“Burton was the only job available to me. We’d just had the baby in ‘98 and we didn’t want to travel far.
“It was a player-manager’s job, which appealed to the chairman because he thought he was getting two for the price of one.
“There was only one League vacancy and it was Leeds. So I didn’t think there was too much chance of getting that. I might have been struggling. I would’ve had to change my name.”
Brian Clough spent 44 turbulent days as Leeds manager before making Forest the best team in Europe.
Nigel travelled with his dad to Forest games, sitting with the subs on the bench as often as not, but William does it solo.
“He has grown up through all this,” says Clough. “From the old ground at Eton Park where William used to have a cuppa and have a kickabout. He was a mascot a couple of times.
“He is at university now, so it’s a way of measuring it all. He still comes and watches. I think that’s why he went down the road for his uni.”
As he has to leave and head for his academy technical meeting, Nigel makes a request. “Don’t make this about me,” he says. “Make it about the people here.”
It’s why he turned down the chance to leave and manage Forest (“my history there, following my dad, it was very, very difficult”) and why he sat quietly at home, drained, tired, with his son, daughter, wife and a glass of champagne after getting the decisive point at Barnsley.
Before they sign any player, Nigel, his assistant Gary Crosby, coach Andy Garner and goalkeeping coach Martin Taylor will all make assessments.
“We can’t afford to make mistakes. They also have to fit in,” says Clough.
There’s a player at Newcastle who earns more in one week than Clough’s entire weekly playing staff budget.

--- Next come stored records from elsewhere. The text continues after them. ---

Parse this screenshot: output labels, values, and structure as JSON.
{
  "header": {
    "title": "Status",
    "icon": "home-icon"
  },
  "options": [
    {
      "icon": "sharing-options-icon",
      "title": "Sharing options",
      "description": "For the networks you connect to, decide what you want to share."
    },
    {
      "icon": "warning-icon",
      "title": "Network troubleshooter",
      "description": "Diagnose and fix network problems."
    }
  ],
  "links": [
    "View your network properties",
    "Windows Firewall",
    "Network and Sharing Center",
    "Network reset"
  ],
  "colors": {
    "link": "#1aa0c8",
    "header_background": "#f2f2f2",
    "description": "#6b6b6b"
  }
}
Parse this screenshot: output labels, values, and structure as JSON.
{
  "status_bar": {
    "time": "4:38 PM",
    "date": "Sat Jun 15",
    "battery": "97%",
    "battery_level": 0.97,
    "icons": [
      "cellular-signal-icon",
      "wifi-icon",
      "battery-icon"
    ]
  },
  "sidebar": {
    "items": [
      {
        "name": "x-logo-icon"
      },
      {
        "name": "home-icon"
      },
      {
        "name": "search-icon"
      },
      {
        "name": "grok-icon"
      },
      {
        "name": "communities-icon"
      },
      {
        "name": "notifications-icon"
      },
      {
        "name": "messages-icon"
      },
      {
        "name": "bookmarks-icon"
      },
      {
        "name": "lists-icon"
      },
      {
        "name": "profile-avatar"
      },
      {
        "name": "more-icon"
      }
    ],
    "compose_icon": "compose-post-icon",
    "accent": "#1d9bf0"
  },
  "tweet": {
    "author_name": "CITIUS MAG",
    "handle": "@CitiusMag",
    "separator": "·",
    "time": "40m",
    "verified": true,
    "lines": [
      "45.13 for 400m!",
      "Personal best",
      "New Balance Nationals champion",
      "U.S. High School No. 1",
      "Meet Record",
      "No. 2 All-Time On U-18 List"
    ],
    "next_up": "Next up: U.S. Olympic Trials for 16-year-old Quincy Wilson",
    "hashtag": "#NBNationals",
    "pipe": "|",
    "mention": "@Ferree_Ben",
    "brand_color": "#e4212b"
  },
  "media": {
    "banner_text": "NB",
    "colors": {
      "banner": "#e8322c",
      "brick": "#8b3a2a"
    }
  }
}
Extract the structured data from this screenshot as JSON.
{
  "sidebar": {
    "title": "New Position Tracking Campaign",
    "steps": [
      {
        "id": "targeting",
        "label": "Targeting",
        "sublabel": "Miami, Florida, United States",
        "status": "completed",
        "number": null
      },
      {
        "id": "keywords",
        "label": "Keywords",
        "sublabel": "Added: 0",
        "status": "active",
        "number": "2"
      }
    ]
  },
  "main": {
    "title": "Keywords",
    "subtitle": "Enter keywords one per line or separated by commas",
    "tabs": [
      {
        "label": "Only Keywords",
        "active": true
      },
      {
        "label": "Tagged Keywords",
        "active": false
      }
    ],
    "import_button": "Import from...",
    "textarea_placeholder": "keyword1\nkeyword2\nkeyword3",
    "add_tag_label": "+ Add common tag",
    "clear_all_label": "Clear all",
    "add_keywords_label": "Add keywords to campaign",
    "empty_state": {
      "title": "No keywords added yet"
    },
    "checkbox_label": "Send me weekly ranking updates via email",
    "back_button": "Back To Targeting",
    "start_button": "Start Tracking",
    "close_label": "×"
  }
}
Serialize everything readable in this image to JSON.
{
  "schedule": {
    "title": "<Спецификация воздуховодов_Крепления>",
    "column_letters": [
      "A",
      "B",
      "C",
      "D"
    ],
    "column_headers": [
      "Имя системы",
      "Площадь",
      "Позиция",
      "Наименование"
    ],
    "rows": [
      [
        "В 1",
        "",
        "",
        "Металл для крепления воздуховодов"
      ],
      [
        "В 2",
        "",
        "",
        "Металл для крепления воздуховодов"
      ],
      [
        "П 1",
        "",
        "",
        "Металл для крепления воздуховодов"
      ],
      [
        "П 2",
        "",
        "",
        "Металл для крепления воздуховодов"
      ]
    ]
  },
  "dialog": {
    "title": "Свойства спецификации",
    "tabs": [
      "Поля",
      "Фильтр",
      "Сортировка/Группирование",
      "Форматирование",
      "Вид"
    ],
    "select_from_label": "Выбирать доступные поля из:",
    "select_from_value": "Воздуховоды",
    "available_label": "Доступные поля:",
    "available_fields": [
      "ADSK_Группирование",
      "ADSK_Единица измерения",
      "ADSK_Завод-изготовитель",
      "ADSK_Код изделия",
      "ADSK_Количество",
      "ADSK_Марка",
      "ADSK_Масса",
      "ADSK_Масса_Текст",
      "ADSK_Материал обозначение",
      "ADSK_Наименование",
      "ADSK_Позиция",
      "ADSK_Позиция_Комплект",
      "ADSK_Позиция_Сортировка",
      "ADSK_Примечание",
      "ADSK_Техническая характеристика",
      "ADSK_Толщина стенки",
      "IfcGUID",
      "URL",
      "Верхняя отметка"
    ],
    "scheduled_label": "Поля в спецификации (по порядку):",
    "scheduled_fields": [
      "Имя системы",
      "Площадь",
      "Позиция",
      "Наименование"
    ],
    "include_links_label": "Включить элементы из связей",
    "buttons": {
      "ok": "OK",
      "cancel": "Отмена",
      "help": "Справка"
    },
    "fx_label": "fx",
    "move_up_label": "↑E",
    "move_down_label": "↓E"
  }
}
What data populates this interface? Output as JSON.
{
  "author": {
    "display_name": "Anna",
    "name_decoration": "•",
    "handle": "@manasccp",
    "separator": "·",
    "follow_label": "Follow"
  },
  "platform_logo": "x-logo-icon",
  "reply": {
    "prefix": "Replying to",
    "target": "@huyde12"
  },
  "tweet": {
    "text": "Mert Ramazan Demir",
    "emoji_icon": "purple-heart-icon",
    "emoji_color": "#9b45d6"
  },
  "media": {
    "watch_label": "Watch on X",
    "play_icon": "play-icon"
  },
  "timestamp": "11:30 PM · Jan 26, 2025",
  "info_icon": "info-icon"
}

“I use that. Tell them to go and show these big earners what they can do,” he said. “Every one of our players has contributed something. You don’t stay up by a point if you don’t get those contributions. You are down.
“The word ‘misfits’ was used about the players. They’re not misfits, but there is a reason they are here. It’s a challenge.
“They are not idiots, they know we are favourites to go down .They come here, they look around and they see we have three sides terraced and they think it’s going to be difficult.
“We haven’t got a training ground. We are so fortunate that we’ve got St George’s Park 15 minutes up the road.
“They look after us brilliantly but we meet here, go in our cars, train, come back, get changed and have a bite to eat.”
It was 30 years this week since Burton first played at Wembley, a goalless FA Trophy draw with Kidderminster, losing the replay
On the same day as the Trophy anniversary, Clough got a letter.
“It said it’s been so exciting having all the big teams down here and to have them again next season. No Newcastle next season but Sunderland, Middlesbrough, Sheffield United, Bolton.
“I don’t know what their anniversaries might be, what they might be recalling, but ours is the day we got to the FA Trophy final. We’ll be the only ones doing that.”